Lipstick exploded in popularity when the metal lipstick container was invented in 1915.

  • fact
  • fiction
  • almost fact: Lipstick did take off around then, but it was because of all the new colors that were being made available.

Fashionable American women in the 1940s drew their lipstick in a Cupid's-bow shape.

  • fact
  • fiction
  • almost fact: Cupid lips were all the rage in the '20s.

Maybelline started out with nail polish in 1932 and then added lipstick in 1940.

  • fact
  • fiction
  • almost fact: This was how Cover Girl entered the market.

Max Factor created his Platinum makeup shade for screen siren Bette Davis.

  • fact
  • fiction
  • almost fact: Platinum was for Betty Grable and Medium was for Bette Davis.

In the 1950s, Revlon's unprecedented marketing campaign for the Talk of the Town products forever linked the company name with frosted pink lips and nails.

  • fact
  • fiction
  • almost fact: It was the '60s, and Talk of the Town was a raspberry shade.

The Japanese brand Shiseido was the first makeup line to be created by dermatologists.

  • fact
  • fiction
  • almost fact: The first dermatologist-driven line was Guerlain.

Demand for brand-new makeup line Urban Decay soared in 1995 when Alicia Silverstone wore its products on the 'David Letterman Show.'

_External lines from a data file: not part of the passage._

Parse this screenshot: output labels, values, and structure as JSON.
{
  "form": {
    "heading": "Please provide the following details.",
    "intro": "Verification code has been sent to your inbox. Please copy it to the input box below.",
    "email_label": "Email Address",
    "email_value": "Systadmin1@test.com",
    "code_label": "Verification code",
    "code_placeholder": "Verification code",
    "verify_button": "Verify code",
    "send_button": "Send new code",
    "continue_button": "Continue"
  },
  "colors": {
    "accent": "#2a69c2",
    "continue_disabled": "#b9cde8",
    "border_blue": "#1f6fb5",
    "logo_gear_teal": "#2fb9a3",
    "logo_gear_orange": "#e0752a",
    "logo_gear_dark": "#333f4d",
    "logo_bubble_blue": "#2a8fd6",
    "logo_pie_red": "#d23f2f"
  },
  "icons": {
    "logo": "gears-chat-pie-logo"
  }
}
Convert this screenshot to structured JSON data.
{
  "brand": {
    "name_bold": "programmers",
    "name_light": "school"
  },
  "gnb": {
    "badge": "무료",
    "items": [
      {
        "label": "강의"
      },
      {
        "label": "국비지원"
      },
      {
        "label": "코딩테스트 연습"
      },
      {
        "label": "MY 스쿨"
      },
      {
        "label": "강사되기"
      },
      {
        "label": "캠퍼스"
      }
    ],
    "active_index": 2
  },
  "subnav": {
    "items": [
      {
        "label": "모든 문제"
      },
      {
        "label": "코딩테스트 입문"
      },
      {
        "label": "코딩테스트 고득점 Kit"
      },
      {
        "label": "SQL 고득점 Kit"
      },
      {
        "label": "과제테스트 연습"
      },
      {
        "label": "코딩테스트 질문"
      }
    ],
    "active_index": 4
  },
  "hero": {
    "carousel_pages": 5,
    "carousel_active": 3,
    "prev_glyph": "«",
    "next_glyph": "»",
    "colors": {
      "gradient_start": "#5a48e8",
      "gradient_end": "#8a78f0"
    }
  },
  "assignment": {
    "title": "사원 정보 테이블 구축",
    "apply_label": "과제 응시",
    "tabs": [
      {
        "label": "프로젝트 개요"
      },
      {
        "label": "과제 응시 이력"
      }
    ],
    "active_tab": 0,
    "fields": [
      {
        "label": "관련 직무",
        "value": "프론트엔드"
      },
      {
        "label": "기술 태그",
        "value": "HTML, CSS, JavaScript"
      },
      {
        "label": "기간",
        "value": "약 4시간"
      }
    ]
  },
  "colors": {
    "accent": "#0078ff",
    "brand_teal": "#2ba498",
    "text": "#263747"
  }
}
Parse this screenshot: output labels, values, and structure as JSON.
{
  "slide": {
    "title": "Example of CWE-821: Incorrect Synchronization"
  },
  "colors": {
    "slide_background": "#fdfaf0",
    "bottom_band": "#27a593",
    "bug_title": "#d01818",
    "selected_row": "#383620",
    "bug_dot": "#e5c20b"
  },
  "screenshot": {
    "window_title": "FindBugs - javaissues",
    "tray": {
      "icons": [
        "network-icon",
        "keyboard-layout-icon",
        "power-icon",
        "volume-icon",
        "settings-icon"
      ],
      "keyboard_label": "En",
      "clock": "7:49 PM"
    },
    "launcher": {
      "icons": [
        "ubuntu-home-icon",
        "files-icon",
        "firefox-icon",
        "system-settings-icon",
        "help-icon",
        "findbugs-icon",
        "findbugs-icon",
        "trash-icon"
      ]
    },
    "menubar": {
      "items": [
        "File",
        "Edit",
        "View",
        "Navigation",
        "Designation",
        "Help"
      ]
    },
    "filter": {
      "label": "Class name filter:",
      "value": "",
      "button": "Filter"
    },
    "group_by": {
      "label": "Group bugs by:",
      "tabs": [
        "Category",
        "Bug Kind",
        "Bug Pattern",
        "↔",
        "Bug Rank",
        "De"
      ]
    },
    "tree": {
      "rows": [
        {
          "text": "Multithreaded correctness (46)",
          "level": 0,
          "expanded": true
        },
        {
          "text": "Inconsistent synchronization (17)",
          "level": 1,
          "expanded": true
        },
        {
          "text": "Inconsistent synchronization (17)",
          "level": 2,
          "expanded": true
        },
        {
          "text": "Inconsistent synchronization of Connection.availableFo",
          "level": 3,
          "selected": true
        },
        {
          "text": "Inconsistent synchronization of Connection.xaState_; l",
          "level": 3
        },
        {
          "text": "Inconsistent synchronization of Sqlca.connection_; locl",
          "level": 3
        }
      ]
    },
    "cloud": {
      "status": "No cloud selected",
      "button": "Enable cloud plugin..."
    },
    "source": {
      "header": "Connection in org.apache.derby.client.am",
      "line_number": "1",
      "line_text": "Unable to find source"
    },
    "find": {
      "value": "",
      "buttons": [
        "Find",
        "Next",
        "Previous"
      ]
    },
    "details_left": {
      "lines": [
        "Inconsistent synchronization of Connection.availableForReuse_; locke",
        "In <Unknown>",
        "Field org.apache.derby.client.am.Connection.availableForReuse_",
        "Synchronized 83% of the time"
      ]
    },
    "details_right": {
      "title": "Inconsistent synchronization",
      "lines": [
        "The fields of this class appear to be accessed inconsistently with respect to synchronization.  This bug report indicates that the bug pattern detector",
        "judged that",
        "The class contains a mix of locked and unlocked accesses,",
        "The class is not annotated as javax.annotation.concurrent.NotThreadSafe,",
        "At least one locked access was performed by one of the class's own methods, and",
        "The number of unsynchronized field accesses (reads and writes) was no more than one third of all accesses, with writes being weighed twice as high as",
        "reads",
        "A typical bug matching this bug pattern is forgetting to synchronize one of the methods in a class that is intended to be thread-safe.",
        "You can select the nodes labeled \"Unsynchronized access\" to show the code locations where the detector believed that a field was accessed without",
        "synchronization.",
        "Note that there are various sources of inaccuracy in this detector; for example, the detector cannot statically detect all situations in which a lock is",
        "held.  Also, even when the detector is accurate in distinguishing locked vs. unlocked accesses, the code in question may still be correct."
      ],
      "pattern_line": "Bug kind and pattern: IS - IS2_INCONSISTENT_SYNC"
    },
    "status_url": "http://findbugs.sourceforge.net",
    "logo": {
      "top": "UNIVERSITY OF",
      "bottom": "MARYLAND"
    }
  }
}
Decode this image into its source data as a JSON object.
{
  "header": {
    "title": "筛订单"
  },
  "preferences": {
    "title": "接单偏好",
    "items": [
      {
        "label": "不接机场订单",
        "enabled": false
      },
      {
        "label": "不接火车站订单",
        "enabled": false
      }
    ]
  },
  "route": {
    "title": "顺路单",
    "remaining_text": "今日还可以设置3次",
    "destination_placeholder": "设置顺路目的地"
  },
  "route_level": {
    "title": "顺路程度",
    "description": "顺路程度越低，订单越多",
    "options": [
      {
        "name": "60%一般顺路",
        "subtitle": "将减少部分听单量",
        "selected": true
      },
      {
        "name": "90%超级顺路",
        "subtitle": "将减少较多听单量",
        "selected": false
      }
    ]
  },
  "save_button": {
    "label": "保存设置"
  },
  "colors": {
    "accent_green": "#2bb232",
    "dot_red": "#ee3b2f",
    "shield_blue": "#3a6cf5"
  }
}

  • fact
  • fiction
  • almost fact: The brand in question was Hard Candy.

Cheryl Tiegs became the first exclusive 'face' of a makeup company when she signed with Cover Girl in the '70s.

  • fact
  • fiction
  • almost fact: Lauren Hutton was the first 'face' and it was for Revlon.

The Jessicas Biel and Alba are now Revlon spokesmodels.

  • fact
  • fiction
  • almost fact: Jessica Biel is with Revlon, but Alba's a spokesperson for Lancome.

Maybelline's Great Lash mascara is the fastest-selling item in the history of makeup.

  • fact
  • fiction
  • almost fact: That would be Max Factor's Pan-Cake makeup.

Cosmetics giant L'Oreal sparked controversy in 2006 when it bought socially responsible beauty company The Body Shop.

  • fact
  • fiction
  • almost fact: L'Oreal bought Bare Minerals, and it was in 2002.